    The reason that First Mate’s minerals are not chelated is because they use vacuum infusion to add them fresh to the product after it is already cooked. Vacuum infused vitamins and minerals are considered to be higher quality and more easily digestible than chelated minerals. Another point that you failed to mention is that they do all of their processing in their own processing facility, something that is extremely rare in the pet food industry today. Due to owning their own facility they have also not had any recalls to date. Since they are based in Canada they have to follow the British standards of food processing, which are much higher than the American standards of food processing. They also boast that all of their ingredients are locally sourced and the fish in their fish formula is caught in the Pacific Ocean.
    –Been in the pet food industry a few years.
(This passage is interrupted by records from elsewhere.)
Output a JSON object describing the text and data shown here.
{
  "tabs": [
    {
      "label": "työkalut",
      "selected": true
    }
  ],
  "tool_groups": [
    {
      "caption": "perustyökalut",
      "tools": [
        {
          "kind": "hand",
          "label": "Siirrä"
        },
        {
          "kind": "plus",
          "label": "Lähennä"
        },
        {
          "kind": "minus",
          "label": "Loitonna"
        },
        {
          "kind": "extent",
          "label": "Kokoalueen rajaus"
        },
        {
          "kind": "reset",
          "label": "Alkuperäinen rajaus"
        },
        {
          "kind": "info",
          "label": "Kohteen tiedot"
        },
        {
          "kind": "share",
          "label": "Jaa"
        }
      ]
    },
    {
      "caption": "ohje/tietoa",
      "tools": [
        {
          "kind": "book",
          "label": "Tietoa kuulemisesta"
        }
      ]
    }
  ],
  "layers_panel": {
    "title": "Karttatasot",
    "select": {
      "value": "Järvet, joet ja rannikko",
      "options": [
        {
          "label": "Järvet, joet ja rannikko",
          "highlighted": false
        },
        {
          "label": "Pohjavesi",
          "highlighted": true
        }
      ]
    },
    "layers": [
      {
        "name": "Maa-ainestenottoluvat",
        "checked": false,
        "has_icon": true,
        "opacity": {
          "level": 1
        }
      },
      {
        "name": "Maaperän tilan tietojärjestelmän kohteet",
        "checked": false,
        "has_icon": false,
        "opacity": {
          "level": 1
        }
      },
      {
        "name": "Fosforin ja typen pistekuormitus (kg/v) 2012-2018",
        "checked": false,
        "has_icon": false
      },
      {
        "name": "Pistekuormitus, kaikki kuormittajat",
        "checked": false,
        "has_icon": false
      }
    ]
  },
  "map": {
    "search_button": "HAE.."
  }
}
  • Mike Sagman

    Hi Cali,

    Thanks for the suggestion. I’ve added the grain-free product line to my To Do list.

    However, Sandy and I are in the midst of updating hundreds of reviews. So, for the near future, we may be slowing down a bit on our new reviews.

    Thanks again for the suggestion – and your patience.

  • cali

    any reviews of their grain free line?  firstmate is a really popular food in my area, but I have never even seen this “classic” line reviewed here.. only their large line of grain free’s which have been around for many many years

  • Liisa

    Is this the same as Dog Mate?